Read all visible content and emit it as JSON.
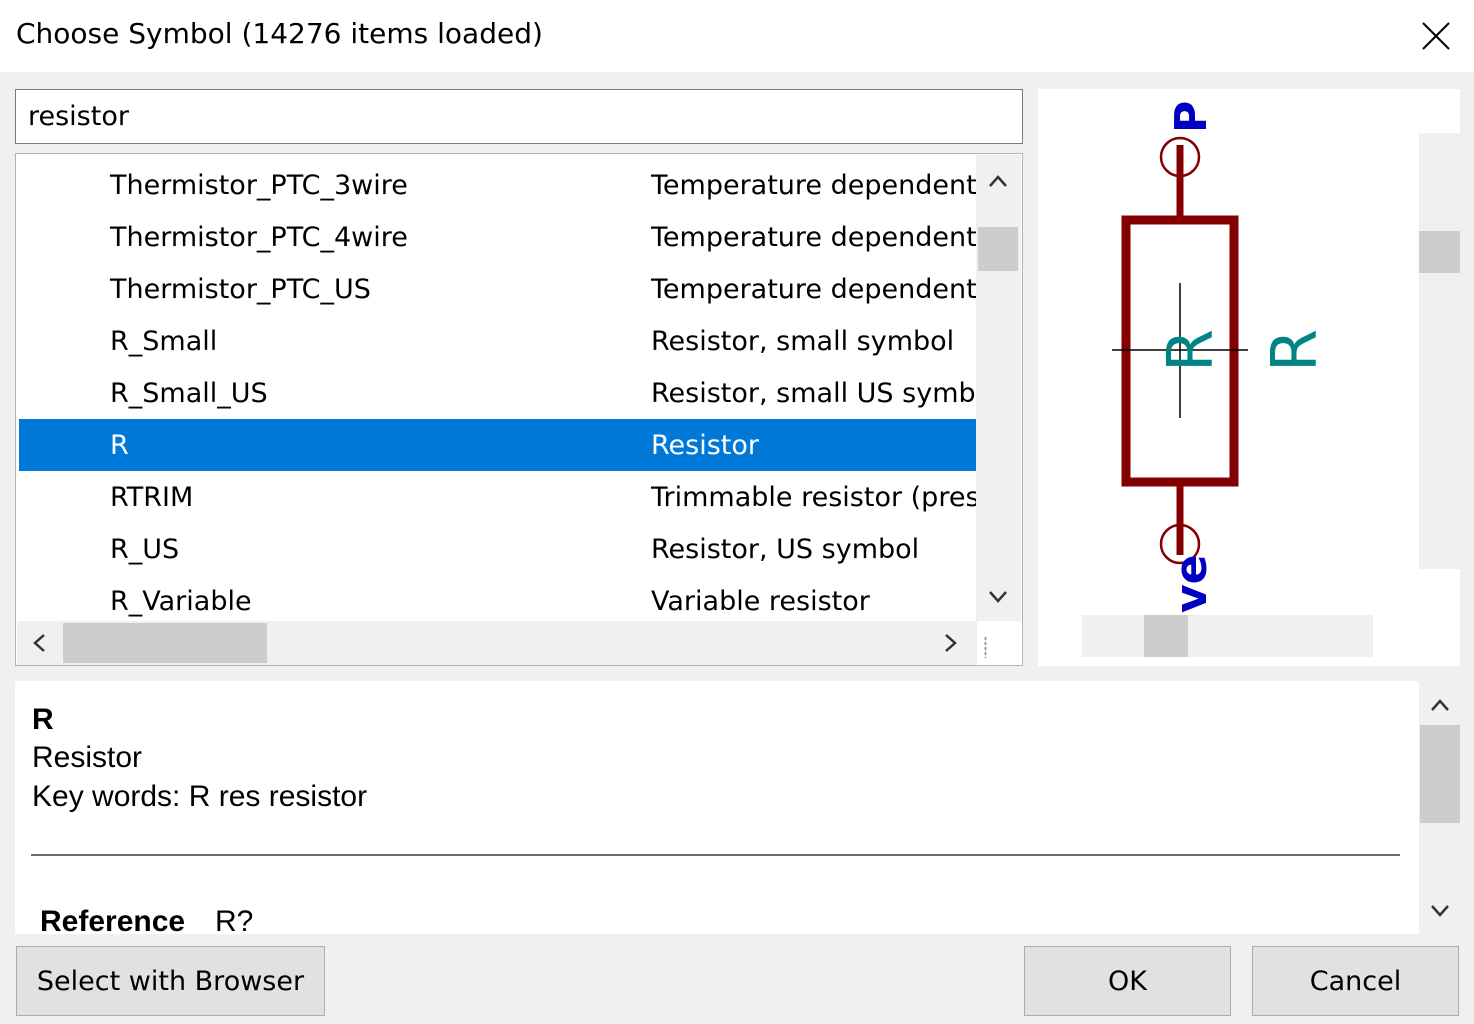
{
  "window": {
    "title": "Choose Symbol (14276 items loaded)"
  },
  "icons": {
    "close": "close-icon",
    "up": "chevron-up-icon",
    "down": "chevron-down-icon",
    "left": "chevron-left-icon",
    "right": "chevron-right-icon"
  },
  "search": {
    "value": "resistor"
  },
  "list": {
    "rows": [
      {
        "name": "Thermistor_PTC_3wire",
        "desc": "Temperature dependent"
      },
      {
        "name": "Thermistor_PTC_4wire",
        "desc": "Temperature dependent"
      },
      {
        "name": "Thermistor_PTC_US",
        "desc": "Temperature dependent"
      },
      {
        "name": "R_Small",
        "desc": "Resistor, small symbol"
      },
      {
        "name": "R_Small_US",
        "desc": "Resistor, small US symbo"
      },
      {
        "name": "R",
        "desc": "Resistor"
      },
      {
        "name": "RTRIM",
        "desc": "Trimmable resistor (prese"
      },
      {
        "name": "R_US",
        "desc": "Resistor, US symbol"
      },
      {
        "name": "R_Variable",
        "desc": "Variable resistor"
      }
    ],
    "selected_index": 5
  },
  "preview": {
    "ref_text": "R",
    "value_text": "R",
    "pin_top_label": "P",
    "pin_bottom_label": "ve",
    "colors": {
      "body": "#840000",
      "text": "#008484",
      "pin_label": "#0000c2",
      "pin_circle": "#840000"
    }
  },
  "info": {
    "name": "R",
    "description": "Resistor",
    "keywords": "Key words: R res resistor",
    "reference_label": "Reference",
    "reference_value": "R?"
  },
  "buttons": {
    "browser": "Select with Browser",
    "ok": "OK",
    "cancel": "Cancel"
  },
  "colors": {
    "selection": "#0078d7",
    "window_bg": "#f0f0f0"
  }
}
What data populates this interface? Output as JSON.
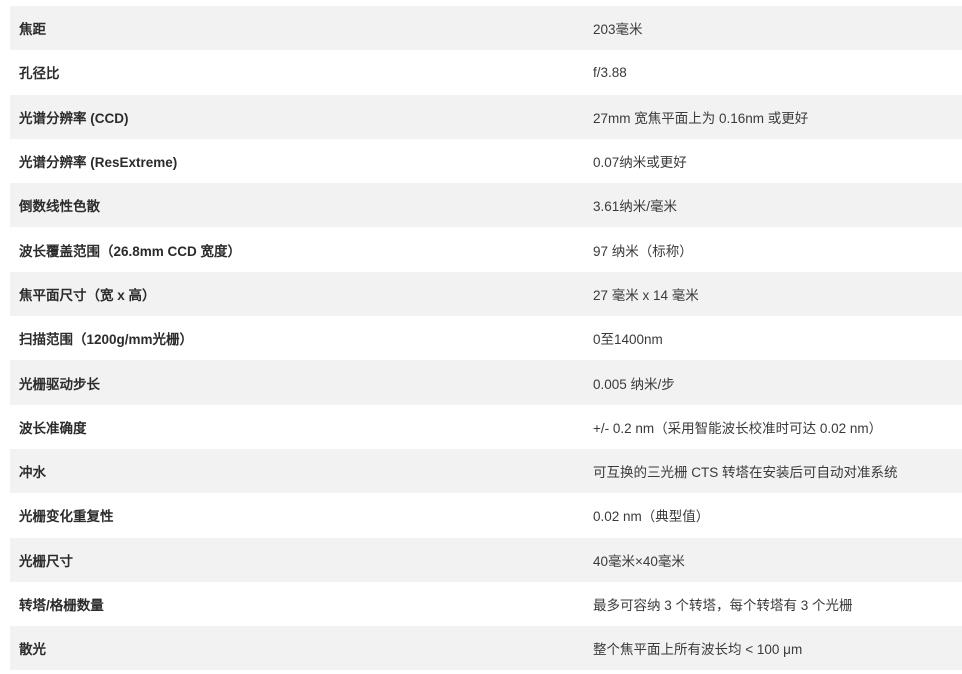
{
  "specs": [
    {
      "label": "焦距",
      "value": "203毫米"
    },
    {
      "label": "孔径比",
      "value": "f/3.88"
    },
    {
      "label": "光谱分辨率 (CCD)",
      "value": "27mm 宽焦平面上为 0.16nm 或更好"
    },
    {
      "label": "光谱分辨率 (ResExtreme)",
      "value": "0.07纳米或更好"
    },
    {
      "label": "倒数线性色散",
      "value": "3.61纳米/毫米"
    },
    {
      "label": "波长覆盖范围（26.8mm CCD 宽度）",
      "value": "97 纳米（标称）"
    },
    {
      "label": "焦平面尺寸（宽 x 高）",
      "value": "27 毫米 x 14 毫米"
    },
    {
      "label": "扫描范围（1200g/mm光栅）",
      "value": "0至1400nm"
    },
    {
      "label": "光栅驱动步长",
      "value": "0.005 纳米/步"
    },
    {
      "label": "波长准确度",
      "value": "+/- 0.2 nm（采用智能波长校准时可达 0.02 nm）"
    },
    {
      "label": "冲水",
      "value": "可互换的三光栅 CTS 转塔在安装后可自动对准系统"
    },
    {
      "label": "光栅变化重复性",
      "value": "0.02 nm（典型值）"
    },
    {
      "label": "光栅尺寸",
      "value": "40毫米×40毫米"
    },
    {
      "label": "转塔/格栅数量",
      "value": "最多可容纳 3 个转塔，每个转塔有 3 个光栅"
    },
    {
      "label": "散光",
      "value": "整个焦平面上所有波长均 < 100 μm"
    }
  ]
}
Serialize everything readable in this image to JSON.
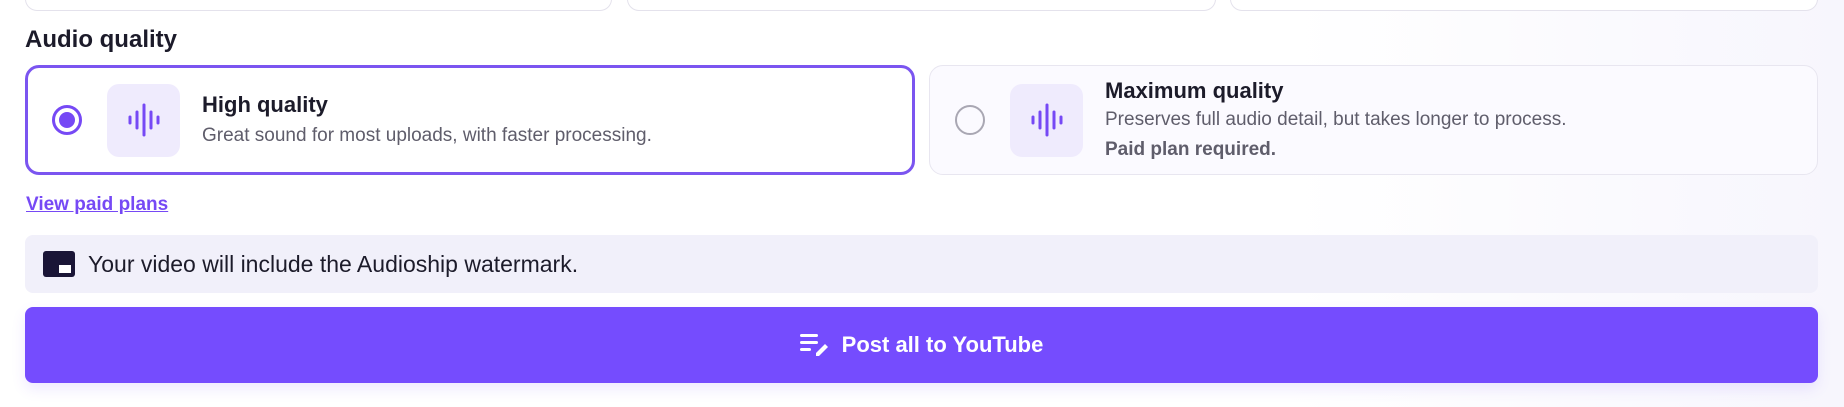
{
  "section": {
    "title": "Audio quality"
  },
  "options": [
    {
      "title": "High quality",
      "description": "Great sound for most uploads, with faster processing.",
      "selected": true
    },
    {
      "title": "Maximum quality",
      "description": "Preserves full audio detail, but takes longer to process.",
      "note": "Paid plan required.",
      "selected": false
    }
  ],
  "links": {
    "paid_plans": "View paid plans"
  },
  "notice": {
    "text": "Your video will include the Audioship watermark.",
    "icon": "watermark-icon"
  },
  "actions": {
    "post_label": "Post all to YouTube",
    "post_icon": "playlist-edit-icon"
  },
  "colors": {
    "accent": "#754cfe",
    "accent_tint": "#efebfd",
    "notice_bg": "#f1f0fa"
  }
}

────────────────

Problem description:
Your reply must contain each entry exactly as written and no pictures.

Completed task:
Read all visible content and emit it as JSON.
{
  "window": {
    "title": "Choose Symbol (14276 items loaded)"
  },
  "icons": {
    "close": "close-icon",
    "up": "chevron-up-icon",
    "down": "chevron-down-icon",
    "left": "chevron-left-icon",
    "right": "chevron-right-icon"
  },
  "search": {
    "value": "resistor"
  },
  "list": {
    "rows": [
      {
        "name": "Thermistor_PTC_3wire",
        "desc": "Temperature dependent"
      },
      {
        "name": "Thermistor_PTC_4wire",
        "desc": "Temperature dependent"
      },
      {
        "name": "Thermistor_PTC_US",
        "desc": "Temperature dependent"
      },
      {
        "name": "R_Small",
        "desc": "Resistor, small symbol"
      },
      {
        "name": "R_Small_US",
        "desc": "Resistor, small US symbo"
      },
      {
        "name": "R",
        "desc": "Resistor"
      },
      {
        "name": "RTRIM",
        "desc": "Trimmable resistor (prese"
      },
      {
        "name": "R_US",
        "desc": "Resistor, US symbol"
      },
      {
        "name": "R_Variable",
        "desc": "Variable resistor"
      }
    ],
    "selected_index": 5
  },
  "preview": {
    "ref_text": "R",
    "value_text": "R",
    "pin_top_label": "P",
    "pin_bottom_label": "ve",
    "colors": {
      "body": "#840000",
      "text": "#008484",
      "pin_label": "#0000c2",
      "pin_circle": "#840000"
    }
  },
  "info": {
    "name": "R",
    "description": "Resistor",
    "keywords": "Key words: R res resistor",
    "reference_label": "Reference",
    "reference_value": "R?"
  },
  "buttons": {
    "browser": "Select with Browser",
    "ok": "OK",
    "cancel": "Cancel"
  },
  "colors": {
    "selection": "#0078d7",
    "window_bg": "#f0f0f0"
  }
}
What data populates this interface? Output as JSON.
{
  "specs": [
    {
      "label": "焦距",
      "value": "203毫米"
    },
    {
      "label": "孔径比",
      "value": "f/3.88"
    },
    {
      "label": "光谱分辨率 (CCD)",
      "value": "27mm 宽焦平面上为 0.16nm 或更好"
    },
    {
      "label": "光谱分辨率 (ResExtreme)",
      "value": "0.07纳米或更好"
    },
    {
      "label": "倒数线性色散",
      "value": "3.61纳米/毫米"
    },
    {
      "label": "波长覆盖范围（26.8mm CCD 宽度）",
      "value": "97 纳米（标称）"
    },
    {
      "label": "焦平面尺寸（宽 x 高）",
      "value": "27 毫米 x 14 毫米"
    },
    {
      "label": "扫描范围（1200g/mm光栅）",
      "value": "0至1400nm"
    },
    {
      "label": "光栅驱动步长",
      "value": "0.005 纳米/步"
    },
    {
      "label": "波长准确度",
      "value": "+/- 0.2 nm（采用智能波长校准时可达 0.02 nm）"
    },
    {
      "label": "冲水",
      "value": "可互换的三光栅 CTS 转塔在安装后可自动对准系统"
    },
    {
      "label": "光栅变化重复性",
      "value": "0.02 nm（典型值）"
    },
    {
      "label": "光栅尺寸",
      "value": "40毫米×40毫米"
    },
    {
      "label": "转塔/格栅数量",
      "value": "最多可容纳 3 个转塔，每个转塔有 3 个光栅"
    },
    {
      "label": "散光",
      "value": "整个焦平面上所有波长均 < 100 μm"
    }
  ]
}
Serialize everything readable in this image to JSON.
{
  "section": {
    "title": "Audio quality"
  },
  "options": [
    {
      "title": "High quality",
      "description": "Great sound for most uploads, with faster processing.",
      "selected": true
    },
    {
      "title": "Maximum quality",
      "description": "Preserves full audio detail, but takes longer to process.",
      "note": "Paid plan required.",
      "selected": false
    }
  ],
  "links": {
    "paid_plans": "View paid plans"
  },
  "notice": {
    "text": "Your video will include the Audioship watermark.",
    "icon": "watermark-icon"
  },
  "actions": {
    "post_label": "Post all to YouTube",
    "post_icon": "playlist-edit-icon"
  },
  "colors": {
    "accent": "#754cfe",
    "accent_tint": "#efebfd",
    "notice_bg": "#f1f0fa"
  }
}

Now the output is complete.